Sweater weather is a sentiment best left for nesting dolls. Don’t get too cozy. It’s a cold thumb that weighs the scale, betrays the layman from saying he never loved his mother as much as he should. Stuff as many stockings as you need, Steve: you can’t eat proverbs. You can’t even eat poetry, can’t shuck its pips into a metal bowl, can’t stain your fingers pine red with it, no matter how cracked the skin, no matter how buried the kin, no matter no matter.

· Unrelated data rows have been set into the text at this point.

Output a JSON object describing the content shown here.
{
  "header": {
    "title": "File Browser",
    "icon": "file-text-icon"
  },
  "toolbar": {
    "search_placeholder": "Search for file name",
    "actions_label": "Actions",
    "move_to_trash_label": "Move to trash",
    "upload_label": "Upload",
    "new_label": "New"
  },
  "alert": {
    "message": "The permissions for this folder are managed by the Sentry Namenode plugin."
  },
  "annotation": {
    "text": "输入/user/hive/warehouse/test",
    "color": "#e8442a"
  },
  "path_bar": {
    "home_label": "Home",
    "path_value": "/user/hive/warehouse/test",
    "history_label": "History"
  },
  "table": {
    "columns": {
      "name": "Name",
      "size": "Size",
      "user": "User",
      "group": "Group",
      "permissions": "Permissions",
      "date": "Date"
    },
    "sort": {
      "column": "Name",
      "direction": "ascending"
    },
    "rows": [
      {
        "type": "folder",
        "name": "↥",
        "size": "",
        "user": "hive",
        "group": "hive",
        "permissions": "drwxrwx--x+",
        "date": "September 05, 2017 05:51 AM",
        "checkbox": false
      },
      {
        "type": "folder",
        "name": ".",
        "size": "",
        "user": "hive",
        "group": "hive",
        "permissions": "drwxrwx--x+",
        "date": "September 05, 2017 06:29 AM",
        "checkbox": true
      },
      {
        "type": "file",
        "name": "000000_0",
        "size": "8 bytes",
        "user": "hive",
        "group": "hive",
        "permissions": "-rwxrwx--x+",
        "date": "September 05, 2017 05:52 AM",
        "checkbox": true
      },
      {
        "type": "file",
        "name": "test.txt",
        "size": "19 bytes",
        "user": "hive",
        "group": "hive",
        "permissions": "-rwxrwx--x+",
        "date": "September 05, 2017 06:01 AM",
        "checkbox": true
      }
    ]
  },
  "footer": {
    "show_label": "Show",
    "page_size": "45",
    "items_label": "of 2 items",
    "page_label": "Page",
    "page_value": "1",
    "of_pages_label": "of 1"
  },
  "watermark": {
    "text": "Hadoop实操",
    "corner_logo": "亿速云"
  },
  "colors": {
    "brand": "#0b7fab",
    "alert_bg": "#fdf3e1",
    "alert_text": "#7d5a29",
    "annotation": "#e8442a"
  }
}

The layman becomes a nomad for a season, seeking wonder in wandering, but finds only a set of checked boxes and a discarded pair of boxers. And a Boxer named Frank with a heart of gold, which means he’s a dog who smells names on the wind. The only joy is something new. Alas, it’s too late: by the time you’ve recognized it, your eyes have crusted over. Your eyes have crusted over and you’re all fingerprints on a mirror now, all sleep, pressed against a cold winter wall, all dreams of alleyways groped in pitch black night.
Maybe this is all just hangover.